What to Know About Truck Drivers and Substance Abuse

Whether for recreational use or, more likely, to combat driver fatigue, substance abuse is so rampant in the trucking industry that employers of semi-truck drivers and other commercial vehicle operators are required by law to regularly test their employees.  Even though these same laws require limited periods behind the wheel for 18-wheeler drivers, motor carriers emphasize delivering loads “on time” rather than safely, and big rig drivers are losing money by being off-duty, no matter how necessary rest from the wheel might be.

Types of Substance Abuse

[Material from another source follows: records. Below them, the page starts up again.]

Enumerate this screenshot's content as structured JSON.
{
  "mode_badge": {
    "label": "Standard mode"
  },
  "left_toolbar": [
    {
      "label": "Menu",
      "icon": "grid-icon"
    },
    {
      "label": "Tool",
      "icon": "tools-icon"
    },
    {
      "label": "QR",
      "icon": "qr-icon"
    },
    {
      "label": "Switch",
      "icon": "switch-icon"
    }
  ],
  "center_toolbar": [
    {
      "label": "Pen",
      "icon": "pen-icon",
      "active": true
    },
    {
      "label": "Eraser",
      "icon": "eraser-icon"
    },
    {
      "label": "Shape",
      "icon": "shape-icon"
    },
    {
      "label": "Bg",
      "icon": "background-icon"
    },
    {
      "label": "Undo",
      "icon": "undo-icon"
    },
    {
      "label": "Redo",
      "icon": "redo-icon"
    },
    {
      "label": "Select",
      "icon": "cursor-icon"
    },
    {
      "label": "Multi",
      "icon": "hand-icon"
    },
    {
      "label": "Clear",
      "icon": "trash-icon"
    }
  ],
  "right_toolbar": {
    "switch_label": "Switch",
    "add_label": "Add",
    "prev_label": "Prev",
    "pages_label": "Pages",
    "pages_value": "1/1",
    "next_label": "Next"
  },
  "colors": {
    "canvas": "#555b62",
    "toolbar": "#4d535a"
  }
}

Commercial vehicle drivers use illegal stimulants like methamphetamine and cocaine regularly to stay awake, but prescription and non-prescription stimulants keep drivers from feeling drowsy behind the wheel even though their reaction time is still severely impaired from fatigue. Some 18-wheeler drivers feel that driving on drugs like marijuana is safer than driving under the influence of alcohol, but the longer-lasting effects of illicit drug use over alcohol use alone means that is not true. Even limited consumption of alcohol can reduce a driver’s ability to perceive his surroundings or impair his reaction time, which are crucial for operating a vehicle that weighs tens of thousands of pounds. In fact, the federal government sets the legal limit for commercial truck drivers’ blood alcohol concentration at .04 percent BAC, half of the legal limit for other motorists.

Thanks to strict regulations on employer testing of truck drivers for substance abuse, the percentage of accidents with commercial vehicles involving driver intoxication as a contributing factor has been dramatically reduced since the 1990s. However, driver fatigue continues to account for at least 30 percent of all trucking accidents, and substance abuse is often either the cause or questionable remedy for driver fatigue. In the unfortunate event of an accident involving a commercial motor vehicle, injuries can be devastating or potentially fatal, and trucking companies dedicate considerable resources to denying their liability, even if their driver was impaired.

Despite better regulation of substance abuse through testing in the trucking industry, driver impairment still needs to be considered as a cause for a trucking accident.  No matter what a trucking company claims about the liability of their drivers in a crash involving one of their vehicles, driving under the influence is a violation of the law and makes the driver automatically negligent.

Investigating Substance Abuse

One place to start the investigation is the crash report made by police who come to the scene. Sometimes an 18-wheeler driver is cited for impairment on the scene, which can be a “smoking gun” to a potential jury if an insurance company puts liability into question. Oftentimes, just talking to the officer on the phone or at the station can uncover details that the crash report did not describe, such as open alcohol containers, prescription bottles, or even illicit drug paraphernalia. Another resource for fact-finding might be the tow truck operator who towed the tractor-trailer from the scene. Perhaps they saw a few beer cans rattling around the cab.

If an accident occurs from driver impairment, not only was the driver obviously negligent for operating a commercial motor vehicle under the influence, but their employer may also be liable for negligently supervising their driver or failing to comply with federal standards for drug testing.

Nationwide Truck Accident Attorneys

If you or a loved one has been injured by a driver who chose to put the safety of other motorists at risk by driving under the influence of a prohibited substance, the nationwide truck accident attorneys at Zinda Law Group can help you seek the compensation you deserve. Our trucking attorneys  are experienced in cases where commercial drivers have severely injured or even killed other motorists due to their negligent driving. Call 800-863-5312 for a free consultation.